Gaining work experience from a company is a stepping stone to open doors toward bigger opportunities for you in the future. But while a person is still employed, and with most employers discouraging employees from moonlighting, how does one augment his income? Normally through a promotion, or a merit increase. Being promoted enables one to improve his personal finances and ultimately, use the extra income to save and invest.
Use the P.I.E. method
One of my key lessons while attending the Harvard Kennedy School of Government was the P.I.E. method by Harvey Coleman, author of Empowering Yourself, which will tremendously help many Filipinos if they apply this in their professional lives.
According to Coleman, the formula to success in rising up the corporate ladder is through 10 percent Performance, 30 percent Image and 60 percent Exposure.
Performance is what one puts in and personally contributes to the company’s goals, where a person can use his unique skills set to the best of his abilities. This is the quality of work you do and the results you deliver.
Image is your own personal branding, the reputation you have created on how people in your company perceive you. This can be achieved by having the right attitude and finding solutions to problems rather than being a roadblock to other people in the organization.
Exposure is about being a team player and most importantly having access and the visibility to management. You need to make sure that you get the proper credit for all the good work you have done. Share the credit if you must with the co-workers who deserve it and make sure you get noticed, as this is extremely important.
Due to our conservative nature, Filipinos in general often do not ask for a promotion and normally wait for it to be given to us. Hard work gets unnoticed by the management if not visible to the right people in the organization, which can lead to a lost opportunity for potential promotion.
Mai Linh Julia Schielke, the Regional Human Resources Manager of CompareAsiaGroup who also works together with MoneyMax.ph, with 13 years of exposure to international markets, believes that Filipinos exemplify high-quality performance and image, but are generally shy on sharing their professional accomplishments within their companies. “The exposure part is sometimes lagging behind as I believe Filipinos are generally very humble and do not necessarily want to blow their own horn about what they have achieved. This, then, results in their hard work going unrecognized. I suggest the holding of regular communication and feedback sessions with your team and your supervisor for your progress to get recognized and for you to receive the praise and career progression you deserve,” says Schielke.
Apart from this, there are instances where Filipinos do adopt the P.I.E. model, depending on the corporate culture in the company where they work. Kristine Cenidoza, an HR professional who previously worked at a multinational management consulting firm for seven years, can attest to this. “We had an obligation of dissent at the company that time. All employees were encouraged to speak up about their ideas and [present]solutions to the management. It was also manifested by my other Filipino co-workers who broke the usual stereotype that Filipinos were not very assertive people at the workplace. Our company culture encouraged this, and hopefully, more Filipinos will be brave enough to show their hard work to their leaders to get the salary raises they deserve and worked hard for.”
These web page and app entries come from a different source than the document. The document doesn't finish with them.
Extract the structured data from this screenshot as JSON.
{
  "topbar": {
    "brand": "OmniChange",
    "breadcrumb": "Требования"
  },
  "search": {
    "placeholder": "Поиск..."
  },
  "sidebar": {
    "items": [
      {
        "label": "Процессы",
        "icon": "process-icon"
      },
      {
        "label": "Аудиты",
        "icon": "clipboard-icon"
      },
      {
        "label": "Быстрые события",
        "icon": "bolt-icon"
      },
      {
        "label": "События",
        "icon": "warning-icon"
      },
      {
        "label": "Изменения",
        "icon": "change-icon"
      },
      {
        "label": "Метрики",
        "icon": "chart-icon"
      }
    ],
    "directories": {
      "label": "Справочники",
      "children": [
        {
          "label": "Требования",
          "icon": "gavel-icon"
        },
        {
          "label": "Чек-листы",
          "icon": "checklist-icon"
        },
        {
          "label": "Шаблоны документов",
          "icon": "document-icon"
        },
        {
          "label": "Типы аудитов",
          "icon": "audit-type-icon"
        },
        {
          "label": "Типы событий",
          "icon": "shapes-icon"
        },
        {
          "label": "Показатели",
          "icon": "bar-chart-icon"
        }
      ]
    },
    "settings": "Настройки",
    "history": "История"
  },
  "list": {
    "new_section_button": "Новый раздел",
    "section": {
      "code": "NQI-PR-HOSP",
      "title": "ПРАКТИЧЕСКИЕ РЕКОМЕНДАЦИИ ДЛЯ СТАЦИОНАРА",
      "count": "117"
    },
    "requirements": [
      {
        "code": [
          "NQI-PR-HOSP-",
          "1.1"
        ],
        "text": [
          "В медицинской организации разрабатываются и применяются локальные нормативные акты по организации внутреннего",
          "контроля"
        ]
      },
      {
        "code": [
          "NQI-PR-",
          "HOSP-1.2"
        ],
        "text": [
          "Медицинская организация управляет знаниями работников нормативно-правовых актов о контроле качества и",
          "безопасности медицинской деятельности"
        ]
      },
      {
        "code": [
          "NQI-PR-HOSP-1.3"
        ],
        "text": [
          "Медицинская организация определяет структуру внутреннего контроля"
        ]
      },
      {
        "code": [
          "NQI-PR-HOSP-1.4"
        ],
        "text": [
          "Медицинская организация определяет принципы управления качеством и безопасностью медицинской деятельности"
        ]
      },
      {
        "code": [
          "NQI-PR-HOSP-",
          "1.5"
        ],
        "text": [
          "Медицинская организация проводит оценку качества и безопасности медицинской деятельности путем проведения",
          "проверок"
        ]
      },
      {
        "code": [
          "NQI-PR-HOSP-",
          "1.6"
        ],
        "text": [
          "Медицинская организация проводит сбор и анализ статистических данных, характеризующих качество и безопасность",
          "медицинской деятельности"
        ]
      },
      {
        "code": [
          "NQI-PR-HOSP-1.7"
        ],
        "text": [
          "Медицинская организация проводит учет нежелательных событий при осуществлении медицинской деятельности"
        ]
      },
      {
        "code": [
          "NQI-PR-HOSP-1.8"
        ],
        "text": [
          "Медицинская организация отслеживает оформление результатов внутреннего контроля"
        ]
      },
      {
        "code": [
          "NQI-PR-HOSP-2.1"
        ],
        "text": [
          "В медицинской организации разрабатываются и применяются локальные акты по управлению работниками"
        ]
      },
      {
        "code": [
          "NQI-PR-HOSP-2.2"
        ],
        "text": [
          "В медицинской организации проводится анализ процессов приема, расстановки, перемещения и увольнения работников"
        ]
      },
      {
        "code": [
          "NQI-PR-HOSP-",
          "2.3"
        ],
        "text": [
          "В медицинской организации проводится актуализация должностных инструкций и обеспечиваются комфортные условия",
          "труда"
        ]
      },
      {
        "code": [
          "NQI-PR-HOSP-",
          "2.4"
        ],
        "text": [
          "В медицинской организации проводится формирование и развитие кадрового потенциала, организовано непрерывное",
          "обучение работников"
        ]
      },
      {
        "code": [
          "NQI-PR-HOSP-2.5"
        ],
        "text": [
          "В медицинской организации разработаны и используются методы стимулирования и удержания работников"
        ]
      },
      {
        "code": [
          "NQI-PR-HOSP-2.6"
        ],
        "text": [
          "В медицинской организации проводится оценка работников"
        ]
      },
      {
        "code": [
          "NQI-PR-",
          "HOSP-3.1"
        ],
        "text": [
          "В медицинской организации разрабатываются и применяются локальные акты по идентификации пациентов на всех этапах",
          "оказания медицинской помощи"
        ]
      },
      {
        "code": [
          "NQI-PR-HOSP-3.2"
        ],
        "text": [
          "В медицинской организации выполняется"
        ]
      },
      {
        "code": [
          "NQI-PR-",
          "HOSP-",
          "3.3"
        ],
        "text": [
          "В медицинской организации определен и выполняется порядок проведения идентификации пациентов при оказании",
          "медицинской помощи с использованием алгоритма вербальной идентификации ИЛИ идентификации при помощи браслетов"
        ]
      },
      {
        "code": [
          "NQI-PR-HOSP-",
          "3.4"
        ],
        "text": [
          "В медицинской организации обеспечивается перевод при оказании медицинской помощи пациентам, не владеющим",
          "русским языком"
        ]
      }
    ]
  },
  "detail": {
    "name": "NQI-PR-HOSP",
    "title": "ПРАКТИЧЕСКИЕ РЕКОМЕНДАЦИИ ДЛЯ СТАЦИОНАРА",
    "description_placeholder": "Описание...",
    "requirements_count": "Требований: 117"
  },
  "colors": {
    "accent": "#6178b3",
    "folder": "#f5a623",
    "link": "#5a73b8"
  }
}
Both Schielke and Cenidoza believe that Filipino workers can use this P.I.E. method to get the salary increase and promotion they seek. “An image of authority comes from being knowledgeable about your specific field and willing to share such knowledge with others. This, together with being consistent and reliable, will build the respect and image of authority naturally and reflect the hard work you have done for the company,” Schielke said, explaining how these three components are intertwined.
Keeping mum makes you lose more income
We cannot deny that Filipinos are hard-working people but many of us should learn the value of getting our work noticed by the right people. This entails an indirect but important correlation to the amount and quality of the hard work we do and getting the income that we deserve for it.
Benedict Carandang is a Young Global Leader of the World Economic Forum. He was a British Chevening Scholar of the Foreign and Commonwealth Office of United Kingdom and an alumnus of the Harvard Kennedy School of Government. Currently, he is the Business Development Manager of MoneyMax.ph, a financial comparison website aiming to help Filipinos save money through diligent comparisons of financial products.